1 cup sugar
1-pound butter at room temperature (no substitutes)
4 cups all-purpose flour
Cream butter and sugar together until well mixed. Add flour, 1 cup at a time, beating between additions. The dough will be stiff.
On a floured surface, roll dough to 1/8-inch thickness (or thicker if you want). Cut out cookies with cookie cutters and place them on an ungreased baking sheet. Prick with a fork 2-3 times.
Bake at 350 degrees for 8-12 minutes. Cookies should be barely brown at the edges, and they will be soft when removed from oven. Let cookies sit on the cookie sheet for 1-2 minutes; then transfer to a cooling rack. Decorate as desired.
Have you pre-ordered Amish Christmas Miracles yet? Visit my website for ordering information.
With over a million copies sold, Kathleen Fuller is the author of several bestselling novels, including the Hearts of Middlefield novels, the Middlefield Family novels, the Amish of Birch Creek series, the Amish Letters series, the Brides of Birch Creek series, the upcoming Mail Order Brides of Birch Creek, as well as a middle-grade Amish series, the Mysteries of Middlefield. She has also contributed to numerous novella collections.
She and her husband James live in Arkansas and have three adult children. When she’s not writing, Kathleen is avidly crocheting, reading, and traveling, sometimes all at the same time. She runs the Facebook group Books & Hooks, which combines her love of books, crochet, and collecting recipes that she’ll never have enough time to make.

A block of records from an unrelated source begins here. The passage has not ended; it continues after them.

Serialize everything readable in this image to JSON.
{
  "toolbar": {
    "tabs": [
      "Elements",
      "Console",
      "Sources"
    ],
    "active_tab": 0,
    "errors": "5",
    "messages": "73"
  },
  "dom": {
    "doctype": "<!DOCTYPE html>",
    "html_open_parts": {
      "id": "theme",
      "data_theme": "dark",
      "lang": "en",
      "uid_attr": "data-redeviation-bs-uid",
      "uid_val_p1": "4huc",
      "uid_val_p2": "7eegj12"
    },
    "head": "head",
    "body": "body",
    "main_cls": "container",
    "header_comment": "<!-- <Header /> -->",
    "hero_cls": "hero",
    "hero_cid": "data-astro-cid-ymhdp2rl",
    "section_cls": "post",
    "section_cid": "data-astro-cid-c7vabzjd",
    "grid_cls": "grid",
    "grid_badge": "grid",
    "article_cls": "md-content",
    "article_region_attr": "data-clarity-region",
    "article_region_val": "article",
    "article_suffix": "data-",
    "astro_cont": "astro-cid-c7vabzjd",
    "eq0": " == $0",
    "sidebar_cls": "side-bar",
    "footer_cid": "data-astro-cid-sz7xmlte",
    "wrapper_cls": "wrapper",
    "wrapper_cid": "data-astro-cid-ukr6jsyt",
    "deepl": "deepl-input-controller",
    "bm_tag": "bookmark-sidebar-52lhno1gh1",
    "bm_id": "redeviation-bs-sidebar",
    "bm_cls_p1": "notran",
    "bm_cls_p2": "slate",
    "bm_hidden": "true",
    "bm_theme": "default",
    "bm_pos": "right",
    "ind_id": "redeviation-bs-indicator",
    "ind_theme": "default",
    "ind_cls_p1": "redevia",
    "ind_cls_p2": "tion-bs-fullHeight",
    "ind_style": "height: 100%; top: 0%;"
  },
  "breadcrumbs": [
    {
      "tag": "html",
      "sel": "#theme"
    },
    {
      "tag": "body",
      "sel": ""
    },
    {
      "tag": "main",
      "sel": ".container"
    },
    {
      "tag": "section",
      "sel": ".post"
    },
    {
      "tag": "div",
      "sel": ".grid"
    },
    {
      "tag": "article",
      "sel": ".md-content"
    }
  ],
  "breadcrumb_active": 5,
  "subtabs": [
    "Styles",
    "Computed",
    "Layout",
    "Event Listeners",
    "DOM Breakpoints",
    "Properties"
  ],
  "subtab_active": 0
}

First of all, the story takes place in the remote Amish community of St. Ignatius, Montana.
St. Ignatius is a small Amish community with just two church districts. The community is situated at the base of the breathtaking Mission Mountains of Montana.
An interesting fact about the community is it’s the only one located on the tribal lands of the Flathead Indian Reservation.

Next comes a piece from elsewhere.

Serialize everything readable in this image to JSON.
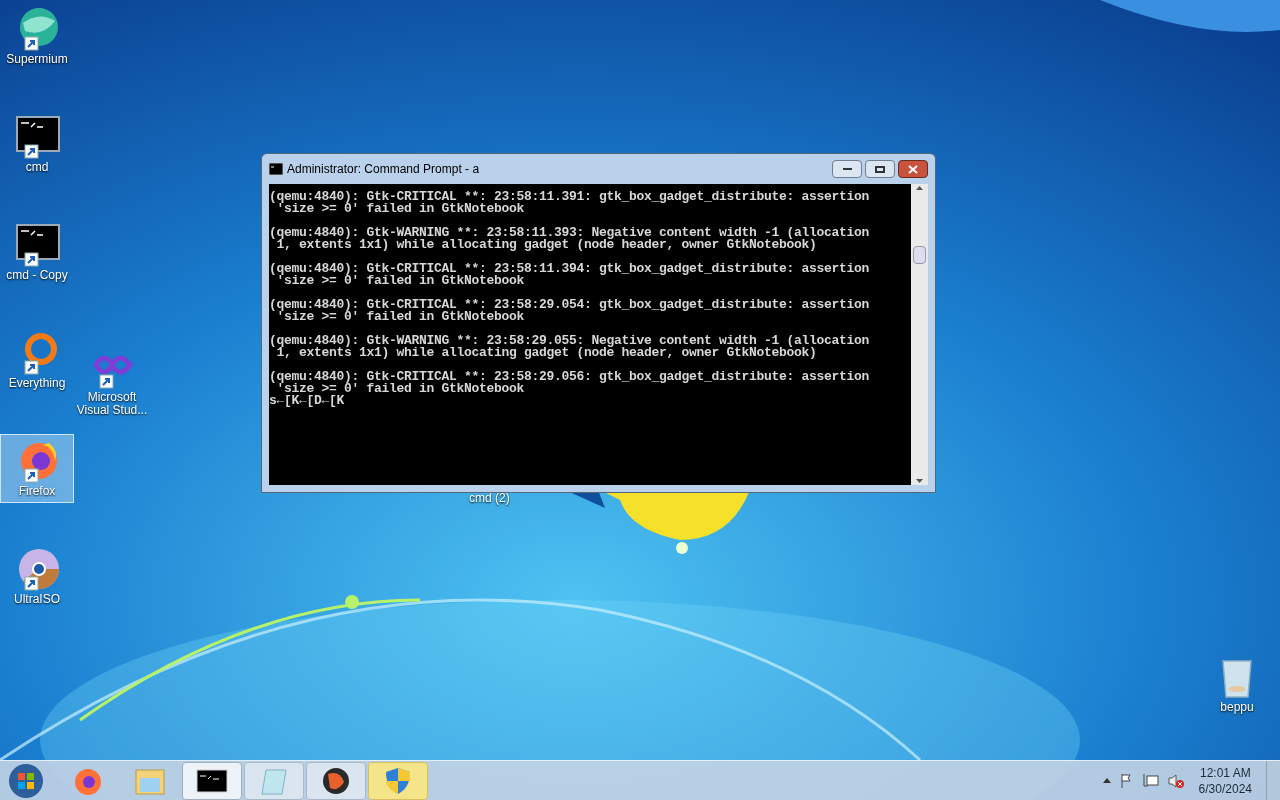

Widow Abigail Petersheim is embracing the future she hopes is waiting for her and her daughter Lyddie this holiday season once she returns to the tiny Amish community of St. Ignatius. When her cousin needs help at the family bakery, Abigail is convinced the job offer comes straight from Gott and will be the Christmas miracle she and Lyddie so desperately need.
“Abby” grew up in St. Ignatius, but after a tragic accident took her brother’s life, the relationship she once imagined having with Simon Lambright ended suddenly after Simon left the community. Abby ended up marrying someone else. She moved away from St. Ignatius, but she never forgot her life there or the boy who broke her heart.
When her husband passes away, Abby and Lyddie move back to St. Ignatius to help out her cousin only to find Simon has returned as well.
Simon Lambright has plenty to be sorry for—including a prideful mistake that almost destroyed many lives. With mistakes weighing heavily on his heart, can Simon overcome the past and the impression his former community still has of him, and be the man he was meant to be?
Nothing about her homecoming is as Abby envisioned, and the childhood farm she once cherished is about as broken as Abby’s life.
Letting go of the past is hard when there are so many secrets standing between her and Simon. When Abby enlists Simon’s help to repair her home, she soon discovers the feelings she had for him are all still hidden inside her heart. The broken relationship they left behind will turn into something worth cherishing this Christmas. And the past that brought two wounded souls back to St. Ignatius will become a homecoming neither expected.
About Mary Alford
USA Today Bestselling Author, Mary Alford, loves giving her readers the un-expected, whether it be in a rugged mountain setting or a peaceful Amish community.
Her titles have appeared on the USA Today Bestselling List, Publisher’s Weekly Bestselling List, and have been finalists in the Daphne Du Maurier award of excellence, The Beverly, The Maggie, and The Selah Awards.
Mary is very active online and would love to connect with readers on Face-book and Twitter or any social platforms listed at www.maryalford.net.